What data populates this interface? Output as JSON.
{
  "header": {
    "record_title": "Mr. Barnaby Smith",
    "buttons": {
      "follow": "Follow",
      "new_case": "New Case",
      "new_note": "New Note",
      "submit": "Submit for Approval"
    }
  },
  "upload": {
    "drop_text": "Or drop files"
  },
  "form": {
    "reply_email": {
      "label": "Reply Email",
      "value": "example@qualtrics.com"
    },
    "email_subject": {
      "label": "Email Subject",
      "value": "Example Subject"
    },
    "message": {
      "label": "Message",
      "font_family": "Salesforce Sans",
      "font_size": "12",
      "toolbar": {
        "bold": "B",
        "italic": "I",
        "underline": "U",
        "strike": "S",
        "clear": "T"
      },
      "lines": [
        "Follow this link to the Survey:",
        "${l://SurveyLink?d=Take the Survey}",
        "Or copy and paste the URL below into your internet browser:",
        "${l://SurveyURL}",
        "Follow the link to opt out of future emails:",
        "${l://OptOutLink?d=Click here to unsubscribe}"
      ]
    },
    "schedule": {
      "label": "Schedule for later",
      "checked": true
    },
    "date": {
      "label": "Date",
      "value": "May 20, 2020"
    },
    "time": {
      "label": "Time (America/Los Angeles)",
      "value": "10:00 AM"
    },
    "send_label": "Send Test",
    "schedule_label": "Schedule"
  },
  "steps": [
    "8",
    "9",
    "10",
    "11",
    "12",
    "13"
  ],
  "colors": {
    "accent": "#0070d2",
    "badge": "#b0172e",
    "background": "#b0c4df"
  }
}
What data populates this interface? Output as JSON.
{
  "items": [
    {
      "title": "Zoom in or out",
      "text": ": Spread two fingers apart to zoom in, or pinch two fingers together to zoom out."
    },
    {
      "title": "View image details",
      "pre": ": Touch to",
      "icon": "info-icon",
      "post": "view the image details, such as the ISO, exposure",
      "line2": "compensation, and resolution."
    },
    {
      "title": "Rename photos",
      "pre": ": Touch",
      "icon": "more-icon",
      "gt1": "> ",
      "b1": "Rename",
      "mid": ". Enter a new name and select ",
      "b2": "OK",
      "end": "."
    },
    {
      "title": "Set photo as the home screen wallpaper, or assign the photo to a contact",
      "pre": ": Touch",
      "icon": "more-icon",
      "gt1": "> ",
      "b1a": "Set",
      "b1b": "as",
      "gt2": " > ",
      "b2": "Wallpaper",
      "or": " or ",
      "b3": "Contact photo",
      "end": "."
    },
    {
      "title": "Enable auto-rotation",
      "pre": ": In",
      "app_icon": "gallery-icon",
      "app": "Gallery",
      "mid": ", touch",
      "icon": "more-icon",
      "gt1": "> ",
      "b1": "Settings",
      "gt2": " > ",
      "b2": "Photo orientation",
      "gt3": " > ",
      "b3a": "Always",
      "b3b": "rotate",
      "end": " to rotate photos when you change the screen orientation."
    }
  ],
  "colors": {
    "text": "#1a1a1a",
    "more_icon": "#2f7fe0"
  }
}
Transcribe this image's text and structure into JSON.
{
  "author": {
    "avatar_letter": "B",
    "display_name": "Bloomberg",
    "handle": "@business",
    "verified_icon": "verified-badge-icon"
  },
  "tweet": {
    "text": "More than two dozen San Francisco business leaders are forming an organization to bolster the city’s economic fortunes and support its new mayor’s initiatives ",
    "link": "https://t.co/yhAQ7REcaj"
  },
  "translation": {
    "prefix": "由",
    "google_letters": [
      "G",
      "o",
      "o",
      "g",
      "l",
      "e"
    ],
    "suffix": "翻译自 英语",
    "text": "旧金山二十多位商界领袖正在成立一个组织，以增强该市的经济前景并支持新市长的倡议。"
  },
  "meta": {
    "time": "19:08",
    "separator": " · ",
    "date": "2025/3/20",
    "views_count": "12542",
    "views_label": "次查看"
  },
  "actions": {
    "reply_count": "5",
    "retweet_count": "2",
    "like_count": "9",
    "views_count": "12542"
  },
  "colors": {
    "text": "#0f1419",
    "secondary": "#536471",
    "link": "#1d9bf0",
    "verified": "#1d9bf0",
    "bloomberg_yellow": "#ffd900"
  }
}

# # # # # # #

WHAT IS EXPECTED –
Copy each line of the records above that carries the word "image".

OUTPUT FOR THIS TASK –
      "title": "View image details",
      "post": "view the image details, such as the ISO, exposure",
Transcribe this image's text and structure into JSON.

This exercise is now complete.